---------- Information supplied ----------

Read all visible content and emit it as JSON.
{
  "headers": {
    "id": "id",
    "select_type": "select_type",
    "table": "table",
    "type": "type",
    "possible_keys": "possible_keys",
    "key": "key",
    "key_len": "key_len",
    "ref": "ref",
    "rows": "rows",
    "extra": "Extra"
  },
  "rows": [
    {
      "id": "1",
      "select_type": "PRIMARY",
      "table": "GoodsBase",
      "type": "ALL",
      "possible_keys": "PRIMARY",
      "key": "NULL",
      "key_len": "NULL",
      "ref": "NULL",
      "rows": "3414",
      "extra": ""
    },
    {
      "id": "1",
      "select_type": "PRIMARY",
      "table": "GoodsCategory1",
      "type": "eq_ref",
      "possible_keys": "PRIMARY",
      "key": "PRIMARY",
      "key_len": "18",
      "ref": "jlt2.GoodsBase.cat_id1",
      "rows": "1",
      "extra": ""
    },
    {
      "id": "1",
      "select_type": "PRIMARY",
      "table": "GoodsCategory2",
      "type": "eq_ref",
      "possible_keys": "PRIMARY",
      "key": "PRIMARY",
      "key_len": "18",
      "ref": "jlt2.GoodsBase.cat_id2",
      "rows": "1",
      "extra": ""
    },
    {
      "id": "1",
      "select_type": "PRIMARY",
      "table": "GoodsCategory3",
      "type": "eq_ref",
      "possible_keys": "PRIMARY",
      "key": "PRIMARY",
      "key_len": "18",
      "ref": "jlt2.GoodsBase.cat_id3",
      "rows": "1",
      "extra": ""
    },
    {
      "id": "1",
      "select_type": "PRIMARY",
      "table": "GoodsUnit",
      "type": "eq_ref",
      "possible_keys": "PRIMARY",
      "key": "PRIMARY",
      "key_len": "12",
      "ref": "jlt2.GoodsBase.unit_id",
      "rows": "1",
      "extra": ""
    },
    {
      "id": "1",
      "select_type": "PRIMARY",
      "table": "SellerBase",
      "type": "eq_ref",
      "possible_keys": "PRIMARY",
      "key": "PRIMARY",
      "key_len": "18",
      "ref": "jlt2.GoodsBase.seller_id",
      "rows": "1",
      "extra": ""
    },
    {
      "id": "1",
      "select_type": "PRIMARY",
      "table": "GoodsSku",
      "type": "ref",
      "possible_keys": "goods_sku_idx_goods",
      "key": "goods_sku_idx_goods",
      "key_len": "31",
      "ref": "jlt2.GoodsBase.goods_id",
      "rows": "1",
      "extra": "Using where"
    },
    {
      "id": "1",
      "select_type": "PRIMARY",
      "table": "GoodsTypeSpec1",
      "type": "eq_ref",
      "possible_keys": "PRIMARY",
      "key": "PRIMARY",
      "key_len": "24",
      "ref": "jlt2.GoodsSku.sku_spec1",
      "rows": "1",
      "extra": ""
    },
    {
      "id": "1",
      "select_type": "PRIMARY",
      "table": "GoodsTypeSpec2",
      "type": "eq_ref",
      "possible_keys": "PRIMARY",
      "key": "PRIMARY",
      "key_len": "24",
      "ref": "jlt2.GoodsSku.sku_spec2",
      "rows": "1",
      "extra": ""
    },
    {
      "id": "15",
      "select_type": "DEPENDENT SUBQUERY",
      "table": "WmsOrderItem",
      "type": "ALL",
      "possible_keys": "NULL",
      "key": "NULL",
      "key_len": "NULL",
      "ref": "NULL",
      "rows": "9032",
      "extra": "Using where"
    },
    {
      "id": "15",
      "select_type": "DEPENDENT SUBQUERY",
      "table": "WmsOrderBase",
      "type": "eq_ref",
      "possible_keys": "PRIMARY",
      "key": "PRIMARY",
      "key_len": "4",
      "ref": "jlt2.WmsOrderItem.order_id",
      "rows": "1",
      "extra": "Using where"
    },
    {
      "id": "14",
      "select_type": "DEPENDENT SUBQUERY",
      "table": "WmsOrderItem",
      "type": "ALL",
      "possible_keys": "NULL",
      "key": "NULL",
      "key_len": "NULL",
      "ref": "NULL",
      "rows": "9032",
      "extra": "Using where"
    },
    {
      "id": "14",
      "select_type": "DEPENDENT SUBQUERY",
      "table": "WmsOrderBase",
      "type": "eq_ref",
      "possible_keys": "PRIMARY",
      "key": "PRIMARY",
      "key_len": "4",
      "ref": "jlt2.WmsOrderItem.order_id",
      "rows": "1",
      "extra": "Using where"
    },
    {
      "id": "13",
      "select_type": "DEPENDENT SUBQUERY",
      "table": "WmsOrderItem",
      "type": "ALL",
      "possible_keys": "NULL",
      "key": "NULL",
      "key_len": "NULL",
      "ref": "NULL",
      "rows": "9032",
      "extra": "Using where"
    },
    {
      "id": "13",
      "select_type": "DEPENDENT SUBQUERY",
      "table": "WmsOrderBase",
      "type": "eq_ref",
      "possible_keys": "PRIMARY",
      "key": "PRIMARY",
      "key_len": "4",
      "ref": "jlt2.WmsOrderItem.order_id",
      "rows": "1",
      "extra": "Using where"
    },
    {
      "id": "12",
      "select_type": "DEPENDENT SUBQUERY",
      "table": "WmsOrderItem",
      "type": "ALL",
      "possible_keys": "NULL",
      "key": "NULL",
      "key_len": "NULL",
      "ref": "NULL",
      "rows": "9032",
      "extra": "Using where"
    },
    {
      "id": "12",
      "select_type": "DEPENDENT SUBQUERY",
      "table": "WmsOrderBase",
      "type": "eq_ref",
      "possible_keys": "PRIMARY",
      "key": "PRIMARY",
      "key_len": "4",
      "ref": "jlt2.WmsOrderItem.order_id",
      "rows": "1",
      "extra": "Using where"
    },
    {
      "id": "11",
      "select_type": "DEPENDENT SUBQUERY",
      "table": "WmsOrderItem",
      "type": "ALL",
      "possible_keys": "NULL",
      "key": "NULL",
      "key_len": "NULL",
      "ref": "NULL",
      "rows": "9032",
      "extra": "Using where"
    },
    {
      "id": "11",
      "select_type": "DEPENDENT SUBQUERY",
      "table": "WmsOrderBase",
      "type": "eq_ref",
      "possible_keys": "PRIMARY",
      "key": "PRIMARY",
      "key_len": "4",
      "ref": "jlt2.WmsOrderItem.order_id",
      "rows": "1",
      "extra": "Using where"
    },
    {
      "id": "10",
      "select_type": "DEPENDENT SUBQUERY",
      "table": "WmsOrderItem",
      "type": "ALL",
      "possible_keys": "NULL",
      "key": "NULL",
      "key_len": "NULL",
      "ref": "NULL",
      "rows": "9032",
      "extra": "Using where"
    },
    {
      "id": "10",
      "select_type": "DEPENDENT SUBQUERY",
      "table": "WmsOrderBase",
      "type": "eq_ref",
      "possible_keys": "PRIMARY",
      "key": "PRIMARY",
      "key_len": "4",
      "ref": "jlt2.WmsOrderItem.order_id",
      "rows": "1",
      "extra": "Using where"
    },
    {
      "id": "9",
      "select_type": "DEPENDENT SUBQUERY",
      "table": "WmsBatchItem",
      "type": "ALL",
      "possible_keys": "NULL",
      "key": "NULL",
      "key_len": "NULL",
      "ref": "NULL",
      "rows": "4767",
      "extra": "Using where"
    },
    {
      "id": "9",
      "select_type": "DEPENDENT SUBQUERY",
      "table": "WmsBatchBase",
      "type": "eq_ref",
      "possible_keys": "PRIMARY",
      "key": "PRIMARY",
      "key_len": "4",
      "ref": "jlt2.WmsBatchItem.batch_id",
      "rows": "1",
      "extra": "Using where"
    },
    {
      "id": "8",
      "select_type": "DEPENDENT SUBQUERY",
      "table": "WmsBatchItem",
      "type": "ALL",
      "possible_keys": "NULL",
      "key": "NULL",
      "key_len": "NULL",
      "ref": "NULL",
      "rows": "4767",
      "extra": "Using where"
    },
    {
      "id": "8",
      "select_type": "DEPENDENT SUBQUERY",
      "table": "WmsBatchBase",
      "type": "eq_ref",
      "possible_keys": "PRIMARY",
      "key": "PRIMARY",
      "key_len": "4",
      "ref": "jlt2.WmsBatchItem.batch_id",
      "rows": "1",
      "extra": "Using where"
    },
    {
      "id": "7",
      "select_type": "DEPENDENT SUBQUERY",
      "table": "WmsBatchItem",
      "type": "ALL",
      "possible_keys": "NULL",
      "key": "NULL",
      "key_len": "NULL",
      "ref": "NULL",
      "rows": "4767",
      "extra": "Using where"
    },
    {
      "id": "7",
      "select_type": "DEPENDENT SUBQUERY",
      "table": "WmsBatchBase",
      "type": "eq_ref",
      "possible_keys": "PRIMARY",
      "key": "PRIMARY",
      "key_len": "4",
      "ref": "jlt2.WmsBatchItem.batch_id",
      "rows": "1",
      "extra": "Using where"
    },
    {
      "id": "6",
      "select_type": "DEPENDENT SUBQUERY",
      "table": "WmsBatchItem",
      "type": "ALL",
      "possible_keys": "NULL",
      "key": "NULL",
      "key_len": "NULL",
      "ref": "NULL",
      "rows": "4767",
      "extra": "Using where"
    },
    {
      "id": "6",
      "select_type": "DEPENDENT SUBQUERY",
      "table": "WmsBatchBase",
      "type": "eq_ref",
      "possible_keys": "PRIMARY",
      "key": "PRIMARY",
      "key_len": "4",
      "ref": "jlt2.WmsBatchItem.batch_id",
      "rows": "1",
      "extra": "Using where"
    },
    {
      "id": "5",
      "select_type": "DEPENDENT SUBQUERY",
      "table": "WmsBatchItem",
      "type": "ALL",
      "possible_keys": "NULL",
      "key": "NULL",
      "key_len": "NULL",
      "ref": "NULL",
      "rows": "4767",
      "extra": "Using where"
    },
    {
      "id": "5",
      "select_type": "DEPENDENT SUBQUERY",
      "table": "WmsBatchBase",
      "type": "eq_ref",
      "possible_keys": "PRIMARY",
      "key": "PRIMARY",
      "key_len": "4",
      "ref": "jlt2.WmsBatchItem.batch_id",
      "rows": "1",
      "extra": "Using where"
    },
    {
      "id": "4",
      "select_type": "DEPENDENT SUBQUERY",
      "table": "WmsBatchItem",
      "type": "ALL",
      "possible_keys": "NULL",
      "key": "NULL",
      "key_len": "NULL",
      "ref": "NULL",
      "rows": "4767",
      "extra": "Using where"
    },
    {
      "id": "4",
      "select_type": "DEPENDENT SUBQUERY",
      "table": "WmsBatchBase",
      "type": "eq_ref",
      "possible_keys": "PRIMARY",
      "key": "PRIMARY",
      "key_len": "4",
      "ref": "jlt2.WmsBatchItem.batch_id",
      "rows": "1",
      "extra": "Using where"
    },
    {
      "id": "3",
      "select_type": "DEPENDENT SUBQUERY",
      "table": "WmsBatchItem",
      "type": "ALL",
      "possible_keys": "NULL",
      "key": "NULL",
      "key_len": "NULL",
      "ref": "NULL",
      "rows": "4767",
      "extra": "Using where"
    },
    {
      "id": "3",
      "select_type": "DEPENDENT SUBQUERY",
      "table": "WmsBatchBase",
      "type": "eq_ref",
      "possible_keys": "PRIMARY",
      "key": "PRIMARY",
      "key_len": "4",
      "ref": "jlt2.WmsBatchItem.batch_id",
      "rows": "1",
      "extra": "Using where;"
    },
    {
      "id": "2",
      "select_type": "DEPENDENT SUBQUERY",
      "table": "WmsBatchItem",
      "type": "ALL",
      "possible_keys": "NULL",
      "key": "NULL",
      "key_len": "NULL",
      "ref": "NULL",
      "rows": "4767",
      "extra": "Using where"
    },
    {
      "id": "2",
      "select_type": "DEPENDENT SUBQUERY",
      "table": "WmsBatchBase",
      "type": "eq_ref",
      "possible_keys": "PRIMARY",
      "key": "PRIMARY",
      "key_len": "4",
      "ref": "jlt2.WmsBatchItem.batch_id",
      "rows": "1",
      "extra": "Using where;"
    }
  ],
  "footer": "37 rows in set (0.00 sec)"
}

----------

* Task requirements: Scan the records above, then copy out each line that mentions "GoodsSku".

* Your response:
      "table": "GoodsSku",
      "ref": "jlt2.GoodsSku.sku_spec1",
      "ref": "jlt2.GoodsSku.sku_spec2",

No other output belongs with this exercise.